The article by Van Diepen and colleagues2 documents a successful first step in documenting OHCA case‐capture rate. The HeartRescue Project is now challenged to identify the characteristics of the high‐performing states and EMS systems that should be universally adopted to improve survival from OHCA. It is in this way that programs such the HeartRescue Project can and will improve survival. The time is now, and the resources are potentially available. It is exciting to know that the data suggest that we truly can have a positive impact. We must not lose this opportunity.
The opinions expressed in this article are not necessarily those of the editors or of the American Heart Association.
- ↵Institute of Medicine . Strategies to Improve Cardiac Arrest Survival: A Time to Act. Washington, DC: The National Academies Press; 2015.
- ↵Van Diepen S, Girotra S, Abella B, Becker LB, Bobrow BJ, Chan PS, Fahrenbruch C, Granger CB, Jollis JG, McNally B, White L, Yannopoulos D, Rea TD. Multi‐statewide 5‐year initiative to improve care for out‐of‐hospital cardiac arrest: primary results from the HeartRescue Project. J Am Heart Assoc. 2017;6:e005716. DOI: 10.1161/JAHA.117.005716.
- ↵Hansen CM, Kraghol K, Granger CB, Pearson DA, Tyson C, Monk L, Corbett C, Nelson RD, Dupre ME, Fosbøl EL, Strauss B, Fordyce CB, McNally B, Jollis JG. The role of bystanders, first responders, and emergency medical service providers in timely defibrillation and related outcomes after out‐of‐hospital cardiac arrest: results from a statewide registry. Resuscitation. 2015;96:303–309.

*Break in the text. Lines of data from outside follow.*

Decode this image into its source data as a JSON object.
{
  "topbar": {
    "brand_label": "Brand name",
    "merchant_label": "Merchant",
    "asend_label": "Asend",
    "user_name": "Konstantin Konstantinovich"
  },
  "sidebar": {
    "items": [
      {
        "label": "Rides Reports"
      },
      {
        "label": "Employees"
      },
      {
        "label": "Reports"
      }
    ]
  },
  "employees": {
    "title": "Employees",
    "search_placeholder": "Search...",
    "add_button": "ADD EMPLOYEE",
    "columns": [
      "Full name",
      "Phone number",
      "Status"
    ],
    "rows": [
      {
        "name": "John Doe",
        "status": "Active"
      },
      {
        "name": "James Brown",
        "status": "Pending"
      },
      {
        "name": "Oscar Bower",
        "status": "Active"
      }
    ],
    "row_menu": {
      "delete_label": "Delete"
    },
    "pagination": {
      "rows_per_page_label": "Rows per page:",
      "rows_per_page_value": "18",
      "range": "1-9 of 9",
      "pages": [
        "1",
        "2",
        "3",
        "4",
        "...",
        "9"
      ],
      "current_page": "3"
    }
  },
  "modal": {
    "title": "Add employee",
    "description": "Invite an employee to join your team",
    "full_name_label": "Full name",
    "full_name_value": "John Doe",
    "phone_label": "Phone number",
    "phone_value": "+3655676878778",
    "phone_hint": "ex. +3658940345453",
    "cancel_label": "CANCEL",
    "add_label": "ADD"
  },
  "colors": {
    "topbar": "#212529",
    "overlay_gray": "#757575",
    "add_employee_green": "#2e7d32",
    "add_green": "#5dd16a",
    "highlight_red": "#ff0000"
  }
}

- ↵Hasselqvist‐Ax I, Herlitz J, Svensson L. Early CPR in out‐of‐hospital cardiac arrest. N Engl J Med. 2015;373:1573–1574.
- ↵Drezner JA, Toresdahl BG, Rao AL, Husztin E, Harmon KG. Outcomes from sudden cardiac arrest in US high schools: a 2‐year prospective study from the National Registry for AED Use in Sports. Br J Sports Med. 2013;47:1179–1183.
- ↵Benjamin EJ, Blaha MJ, Chiuve SE, Cushman M, Das SR, Deo R, de Ferranti SD, Floyd J, Fornage M, Gillespie C, Isasi CR, Jimenez MC, Jordan LC, Judd SE, Lackland D, Lichtman JH, Lisabeth L, Liu S, Longenecker CT, Mackey RH, Matsushita K, Mozaffarian D, Mussolino ME, Nasir K, Neumar RW, Palaniappan L, Pandey DK, Thiagarajan RR, Reeves MJ, Ritchey M, Rodriguez CJ, Roth GA, Rosamond WD, Sasson C, Towfighi A, Tsao CW, Turner MB, Virani SS, Voeks JH, Willey JZ, Wilkins JT, Wu JH, Alger HM, Wong SS, Muntner P; American Heart Association Statistics Committee and Stroke Statistics Subcommittee. Heart Disease and Stroke Statistics—2017 update: a report from the American Heart Association. Circulation. 2017;135:e146–e603.
- ↵American Heart Association News . CPR in school laws take effect in eight new states this year. https://news.heart.org/cpr-school-laws-take-effect-eight-new-states-year. Accessed September 8, 2017.
- ↵http://www.projectadam.com/SuccessStories. Accessed September 8, 2017.